# Supplied records
◇ ◇ ◇ ◇

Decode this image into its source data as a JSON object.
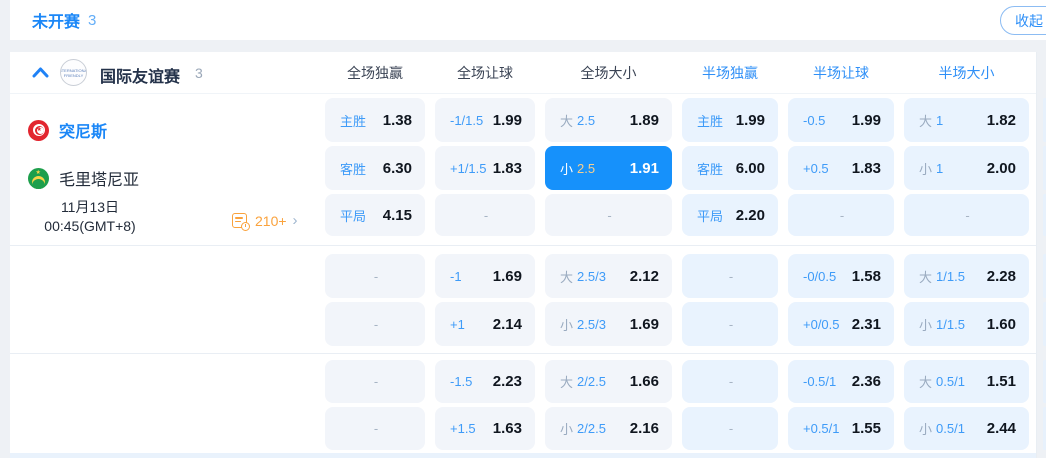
{
  "topbar": {
    "title": "未开赛",
    "count": "3",
    "collapse_label": "收起"
  },
  "league": {
    "name": "国际友谊赛",
    "count": "3",
    "logo_text": "INTERNATIONAL FRIENDLY"
  },
  "columns": [
    {
      "label": "全场独赢",
      "half": false
    },
    {
      "label": "全场让球",
      "half": false
    },
    {
      "label": "全场大小",
      "half": false
    },
    {
      "label": "半场独赢",
      "half": true
    },
    {
      "label": "半场让球",
      "half": true
    },
    {
      "label": "半场大小",
      "half": true
    }
  ],
  "match": {
    "home": "突尼斯",
    "away": "毛里塔尼亚",
    "date": "11月13日",
    "time": "00:45(GMT+8)",
    "markets_count": "210+"
  },
  "odds": {
    "groups": [
      {
        "rows": [
          [
            {
              "label": "主胜",
              "value": "1.38"
            },
            {
              "label": "-1/1.5",
              "value": "1.99"
            },
            {
              "big": "大",
              "line": "2.5",
              "value": "1.89"
            },
            {
              "label": "主胜",
              "value": "1.99"
            },
            {
              "label": "-0.5",
              "value": "1.99"
            },
            {
              "big": "大",
              "line": "1",
              "value": "1.82"
            }
          ],
          [
            {
              "label": "客胜",
              "value": "6.30"
            },
            {
              "label": "+1/1.5",
              "value": "1.83"
            },
            {
              "big": "小",
              "line": "2.5",
              "value": "1.91",
              "selected": true
            },
            {
              "label": "客胜",
              "value": "6.00"
            },
            {
              "label": "+0.5",
              "value": "1.83"
            },
            {
              "big": "小",
              "line": "1",
              "value": "2.00"
            }
          ],
          [
            {
              "label": "平局",
              "value": "4.15"
            },
            {
              "dash": true
            },
            {
              "dash": true
            },
            {
              "label": "平局",
              "value": "2.20"
            },
            {
              "dash": true
            },
            {
              "dash": true
            }
          ]
        ]
      },
      {
        "rows": [
          [
            {
              "dash": true
            },
            {
              "label": "-1",
              "value": "1.69"
            },
            {
              "big": "大",
              "line": "2.5/3",
              "value": "2.12"
            },
            {
              "dash": true
            },
            {
              "label": "-0/0.5",
              "value": "1.58"
            },
            {
              "big": "大",
              "line": "1/1.5",
              "value": "2.28"
            }
          ],
          [
            {
              "dash": true
            },
            {
              "label": "+1",
              "value": "2.14"
            },
            {
              "big": "小",
              "line": "2.5/3",
              "value": "1.69"
            },
            {
              "dash": true
            },
            {
              "label": "+0/0.5",
              "value": "2.31"
            },
            {
              "big": "小",
              "line": "1/1.5",
              "value": "1.60"
            }
          ]
        ]
      },
      {
        "rows": [
          [
            {
              "dash": true
            },
            {
              "label": "-1.5",
              "value": "2.23"
            },
            {
              "big": "大",
              "line": "2/2.5",
              "value": "1.66"
            },
            {
              "dash": true
            },
            {
              "label": "-0.5/1",
              "value": "2.36"
            },
            {
              "big": "大",
              "line": "0.5/1",
              "value": "1.51"
            }
          ],
          [
            {
              "dash": true
            },
            {
              "label": "+1.5",
              "value": "1.63"
            },
            {
              "big": "小",
              "line": "2/2.5",
              "value": "2.16"
            },
            {
              "dash": true
            },
            {
              "label": "+0.5/1",
              "value": "1.55"
            },
            {
              "big": "小",
              "line": "0.5/1",
              "value": "2.44"
            }
          ]
        ]
      }
    ]
  },
  "colors": {
    "accent_blue": "#1b87f7",
    "selected_cell_bg": "#1691fb",
    "selected_line_gold": "#f8cf8d",
    "full_cell_bg": "#f2f5fa",
    "half_cell_bg": "#e9f3fe",
    "orange_link": "#faa23c"
  }
}
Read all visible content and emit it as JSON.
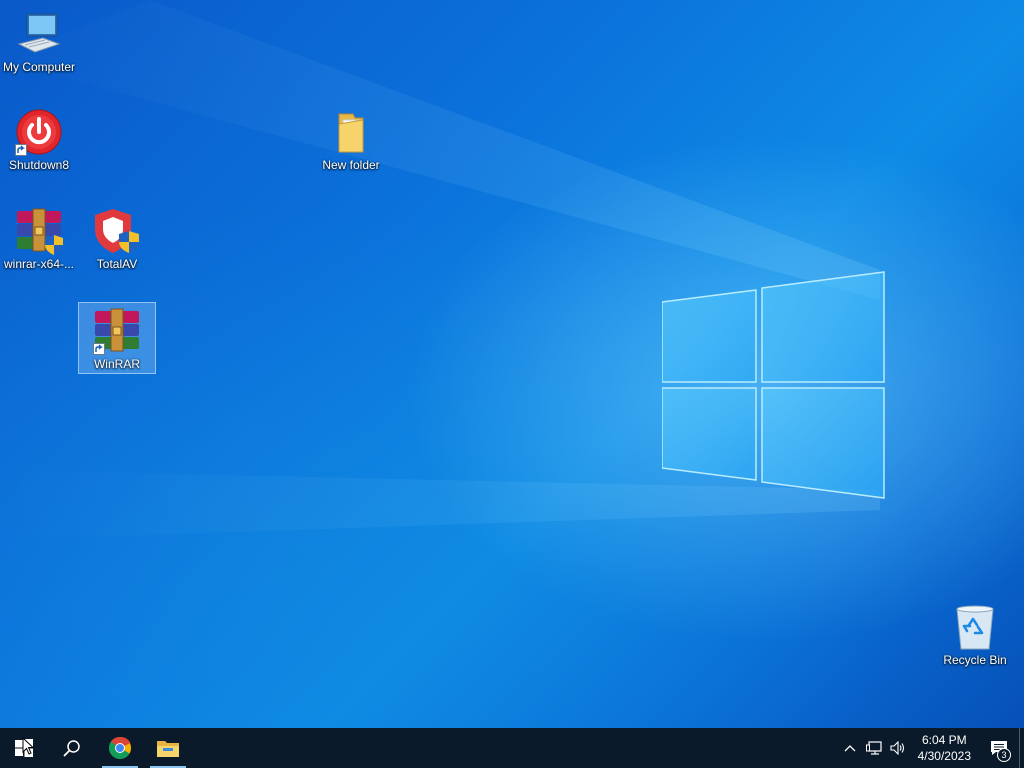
{
  "desktop": {
    "icons": [
      {
        "label": "My Computer",
        "icon": "computer-icon"
      },
      {
        "label": "Shutdown8",
        "icon": "power-icon"
      },
      {
        "label": "New folder",
        "icon": "folder-icon"
      },
      {
        "label": "winrar-x64-...",
        "icon": "winrar-installer-icon"
      },
      {
        "label": "TotalAV",
        "icon": "totalav-shield-icon"
      },
      {
        "label": "WinRAR",
        "icon": "winrar-icon"
      },
      {
        "label": "Recycle Bin",
        "icon": "recycle-bin-icon"
      }
    ]
  },
  "taskbar": {
    "start": "windows-start-icon",
    "search": "search-icon",
    "pinned": [
      "chrome-icon",
      "file-explorer-icon"
    ],
    "tray": [
      "chevron-up-icon",
      "network-icon",
      "volume-icon"
    ],
    "clock": {
      "time": "6:04 PM",
      "date": "4/30/2023"
    },
    "notifications": {
      "count": "3"
    }
  },
  "colors": {
    "taskbar": "#0b1a2a",
    "accent": "#0b72db",
    "selection": "#add8ff"
  }
}
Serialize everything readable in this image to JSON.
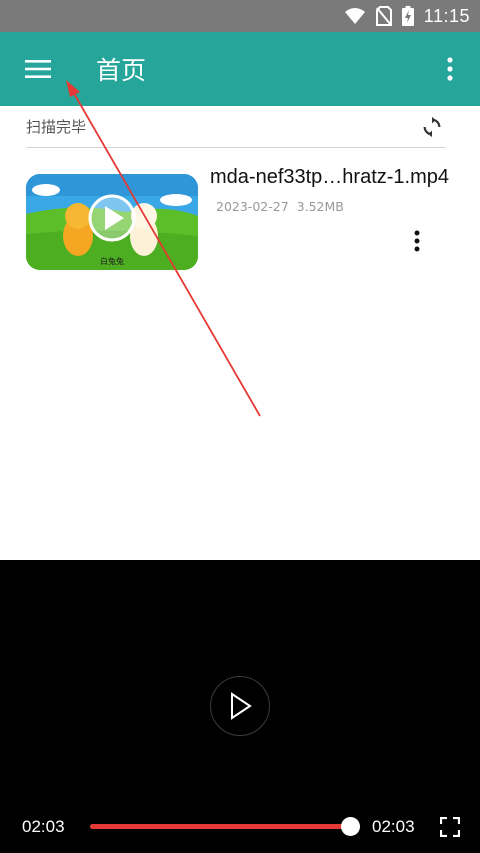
{
  "status_bar": {
    "time": "11:15"
  },
  "app_bar": {
    "title": "首页"
  },
  "scan": {
    "status": "扫描完毕"
  },
  "video_list": [
    {
      "file_name": "mda-nef33tp…hratz-1.mp4",
      "date": "2023-02-27",
      "size": "3.52MB",
      "thumb_label": "白兔兔"
    }
  ],
  "player": {
    "current_time": "02:03",
    "total_time": "02:03",
    "progress_fraction": 1.0
  },
  "colors": {
    "app_bar": "#26a69a",
    "progress": "#e53935",
    "annotation_arrow": "#e53935"
  },
  "icons": {
    "menu": "menu-icon",
    "more": "more-vert-icon",
    "refresh": "refresh-icon",
    "play": "play-icon",
    "fullscreen": "fullscreen-icon"
  }
}
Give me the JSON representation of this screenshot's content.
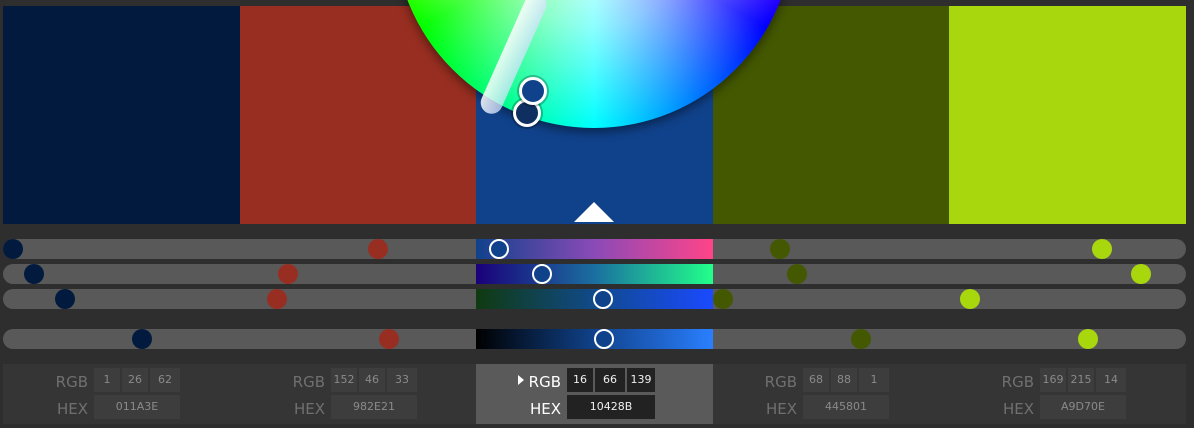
{
  "swatches": [
    {
      "color": "#011A3E",
      "rgb": [
        "1",
        "26",
        "62"
      ],
      "hex": "011A3E"
    },
    {
      "color": "#982E21",
      "rgb": [
        "152",
        "46",
        "33"
      ],
      "hex": "982E21"
    },
    {
      "color": "#10428B",
      "rgb": [
        "16",
        "66",
        "139"
      ],
      "hex": "10428B"
    },
    {
      "color": "#445801",
      "rgb": [
        "68",
        "88",
        "1"
      ],
      "hex": "445801"
    },
    {
      "color": "#A9D70E",
      "rgb": [
        "169",
        "215",
        "14"
      ],
      "hex": "A9D70E"
    }
  ],
  "selected_index": 2,
  "labels": {
    "rgb": "RGB",
    "hex": "HEX"
  },
  "icons": {
    "selected_marker": "caret-right-icon",
    "pointer": "triangle-up-icon"
  }
}
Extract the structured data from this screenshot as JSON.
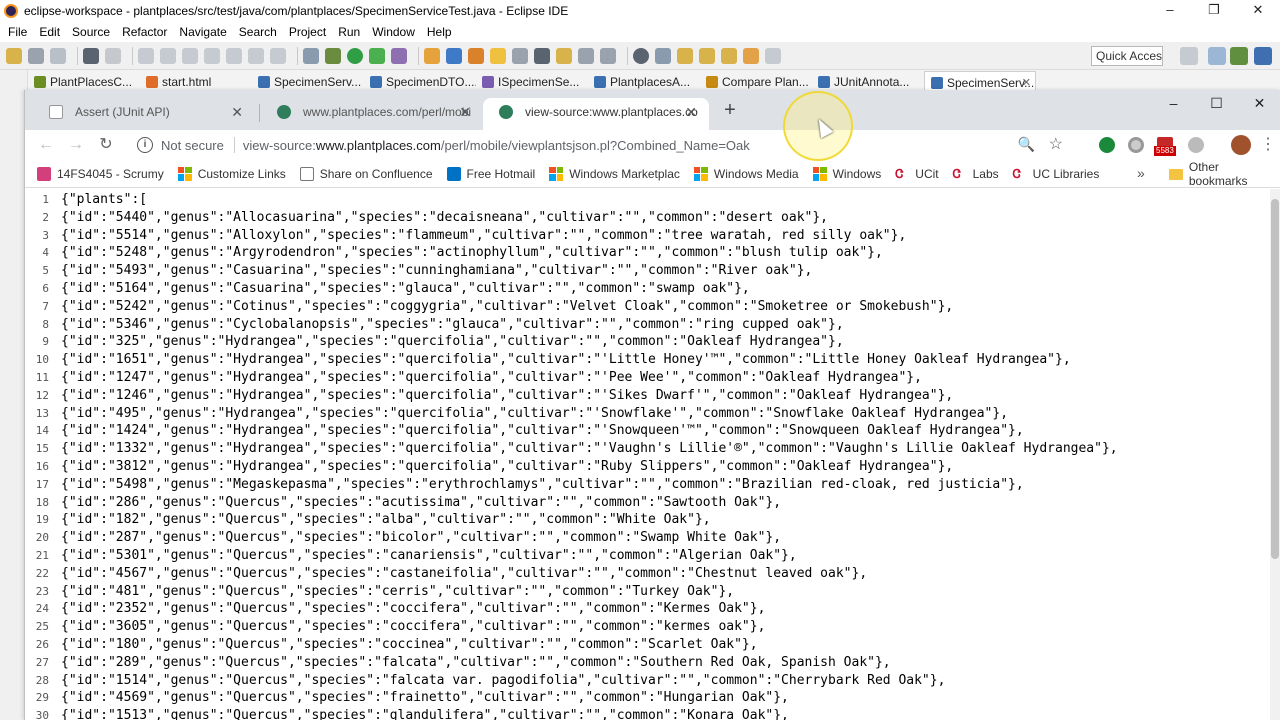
{
  "eclipse": {
    "title": "eclipse-workspace - plantplaces/src/test/java/com/plantplaces/SpecimenServiceTest.java - Eclipse IDE",
    "window_controls": [
      "–",
      "❐",
      "✕"
    ],
    "menu": [
      "File",
      "Edit",
      "Source",
      "Refactor",
      "Navigate",
      "Search",
      "Project",
      "Run",
      "Window",
      "Help"
    ],
    "quick_access": "Quick Access",
    "editor_tabs": [
      {
        "label": "PlantPlacesC...",
        "color": "#6b8e23"
      },
      {
        "label": "start.html",
        "color": "#e06c2a"
      },
      {
        "label": "SpecimenServ...",
        "color": "#3a6fb0"
      },
      {
        "label": "SpecimenDTO....",
        "color": "#3a6fb0"
      },
      {
        "label": "ISpecimenSe...",
        "color": "#7a5cb0"
      },
      {
        "label": "PlantplacesA...",
        "color": "#3a6fb0"
      },
      {
        "label": "Compare Plan...",
        "color": "#c68a12"
      },
      {
        "label": "JUnitAnnota...",
        "color": "#3a6fb0"
      },
      {
        "label": "SpecimenServ...",
        "color": "#3a6fb0"
      }
    ]
  },
  "chrome": {
    "tabs": [
      {
        "label": "Assert (JUnit API)",
        "close": "✕"
      },
      {
        "label": "www.plantplaces.com/perl/mobi",
        "close": "✕"
      },
      {
        "label": "view-source:www.plantplaces.co",
        "close": "✕"
      }
    ],
    "new_tab": "+",
    "window_controls": [
      "–",
      "☐",
      "✕"
    ],
    "nav": {
      "back": "←",
      "forward": "→",
      "reload": "↻"
    },
    "info_icon": "i",
    "not_secure": "Not secure",
    "url_prefix": "view-source:",
    "url_host": "www.plantplaces.com",
    "url_path": "/perl/mobile/viewplantsjson.pl?Combined_Name=Oak",
    "zoom_icon": "🔍",
    "star_icon": "☆",
    "ext_badge": "5583",
    "bookmarks": [
      {
        "label": "14FS4045 - Scrumy",
        "icon": "scrumy"
      },
      {
        "label": "Customize Links",
        "icon": "ms"
      },
      {
        "label": "Share on Confluence",
        "icon": "page"
      },
      {
        "label": "Free Hotmail",
        "icon": "outlook"
      },
      {
        "label": "Windows Marketplac",
        "icon": "ms"
      },
      {
        "label": "Windows Media",
        "icon": "ms"
      },
      {
        "label": "Windows",
        "icon": "ms"
      },
      {
        "label": "UCit",
        "icon": "uc"
      },
      {
        "label": "Labs",
        "icon": "uc"
      },
      {
        "label": "UC Libraries",
        "icon": "uc"
      }
    ],
    "bookmarks_more": "»",
    "other_bookmarks": "Other bookmarks"
  },
  "source_lines": [
    "{\"plants\":[",
    "{\"id\":\"5440\",\"genus\":\"Allocasuarina\",\"species\":\"decaisneana\",\"cultivar\":\"\",\"common\":\"desert oak\"},",
    "{\"id\":\"5514\",\"genus\":\"Alloxylon\",\"species\":\"flammeum\",\"cultivar\":\"\",\"common\":\"tree waratah, red silly oak\"},",
    "{\"id\":\"5248\",\"genus\":\"Argyrodendron\",\"species\":\"actinophyllum\",\"cultivar\":\"\",\"common\":\"blush tulip oak\"},",
    "{\"id\":\"5493\",\"genus\":\"Casuarina\",\"species\":\"cunninghamiana\",\"cultivar\":\"\",\"common\":\"River oak\"},",
    "{\"id\":\"5164\",\"genus\":\"Casuarina\",\"species\":\"glauca\",\"cultivar\":\"\",\"common\":\"swamp oak\"},",
    "{\"id\":\"5242\",\"genus\":\"Cotinus\",\"species\":\"coggygria\",\"cultivar\":\"Velvet Cloak\",\"common\":\"Smoketree or Smokebush\"},",
    "{\"id\":\"5346\",\"genus\":\"Cyclobalanopsis\",\"species\":\"glauca\",\"cultivar\":\"\",\"common\":\"ring cupped oak\"},",
    "{\"id\":\"325\",\"genus\":\"Hydrangea\",\"species\":\"quercifolia\",\"cultivar\":\"\",\"common\":\"Oakleaf Hydrangea\"},",
    "{\"id\":\"1651\",\"genus\":\"Hydrangea\",\"species\":\"quercifolia\",\"cultivar\":\"'Little Honey'™\",\"common\":\"Little Honey Oakleaf Hydrangea\"},",
    "{\"id\":\"1247\",\"genus\":\"Hydrangea\",\"species\":\"quercifolia\",\"cultivar\":\"'Pee Wee'\",\"common\":\"Oakleaf Hydrangea\"},",
    "{\"id\":\"1246\",\"genus\":\"Hydrangea\",\"species\":\"quercifolia\",\"cultivar\":\"'Sikes Dwarf'\",\"common\":\"Oakleaf Hydrangea\"},",
    "{\"id\":\"495\",\"genus\":\"Hydrangea\",\"species\":\"quercifolia\",\"cultivar\":\"'Snowflake'\",\"common\":\"Snowflake Oakleaf Hydrangea\"},",
    "{\"id\":\"1424\",\"genus\":\"Hydrangea\",\"species\":\"quercifolia\",\"cultivar\":\"'Snowqueen'™\",\"common\":\"Snowqueen Oakleaf Hydrangea\"},",
    "{\"id\":\"1332\",\"genus\":\"Hydrangea\",\"species\":\"quercifolia\",\"cultivar\":\"'Vaughn's Lillie'®\",\"common\":\"Vaughn's Lillie Oakleaf Hydrangea\"},",
    "{\"id\":\"3812\",\"genus\":\"Hydrangea\",\"species\":\"quercifolia\",\"cultivar\":\"Ruby Slippers\",\"common\":\"Oakleaf Hydrangea\"},",
    "{\"id\":\"5498\",\"genus\":\"Megaskepasma\",\"species\":\"erythrochlamys\",\"cultivar\":\"\",\"common\":\"Brazilian red-cloak, red justicia\"},",
    "{\"id\":\"286\",\"genus\":\"Quercus\",\"species\":\"acutissima\",\"cultivar\":\"\",\"common\":\"Sawtooth Oak\"},",
    "{\"id\":\"182\",\"genus\":\"Quercus\",\"species\":\"alba\",\"cultivar\":\"\",\"common\":\"White Oak\"},",
    "{\"id\":\"287\",\"genus\":\"Quercus\",\"species\":\"bicolor\",\"cultivar\":\"\",\"common\":\"Swamp White Oak\"},",
    "{\"id\":\"5301\",\"genus\":\"Quercus\",\"species\":\"canariensis\",\"cultivar\":\"\",\"common\":\"Algerian Oak\"},",
    "{\"id\":\"4567\",\"genus\":\"Quercus\",\"species\":\"castaneifolia\",\"cultivar\":\"\",\"common\":\"Chestnut leaved oak\"},",
    "{\"id\":\"481\",\"genus\":\"Quercus\",\"species\":\"cerris\",\"cultivar\":\"\",\"common\":\"Turkey Oak\"},",
    "{\"id\":\"2352\",\"genus\":\"Quercus\",\"species\":\"coccifera\",\"cultivar\":\"\",\"common\":\"Kermes Oak\"},",
    "{\"id\":\"3605\",\"genus\":\"Quercus\",\"species\":\"coccifera\",\"cultivar\":\"\",\"common\":\"kermes oak\"},",
    "{\"id\":\"180\",\"genus\":\"Quercus\",\"species\":\"coccinea\",\"cultivar\":\"\",\"common\":\"Scarlet Oak\"},",
    "{\"id\":\"289\",\"genus\":\"Quercus\",\"species\":\"falcata\",\"cultivar\":\"\",\"common\":\"Southern Red Oak, Spanish Oak\"},",
    "{\"id\":\"1514\",\"genus\":\"Quercus\",\"species\":\"falcata var. pagodifolia\",\"cultivar\":\"\",\"common\":\"Cherrybark Red Oak\"},",
    "{\"id\":\"4569\",\"genus\":\"Quercus\",\"species\":\"frainetto\",\"cultivar\":\"\",\"common\":\"Hungarian Oak\"},",
    "{\"id\":\"1513\",\"genus\":\"Quercus\",\"species\":\"glandulifera\",\"cultivar\":\"\",\"common\":\"Konara Oak\"},"
  ]
}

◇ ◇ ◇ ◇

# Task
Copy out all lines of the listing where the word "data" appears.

# Exercise solution
Decode this image into its source data as a JSON object.
Extract the structured data from this screenshot as JSON.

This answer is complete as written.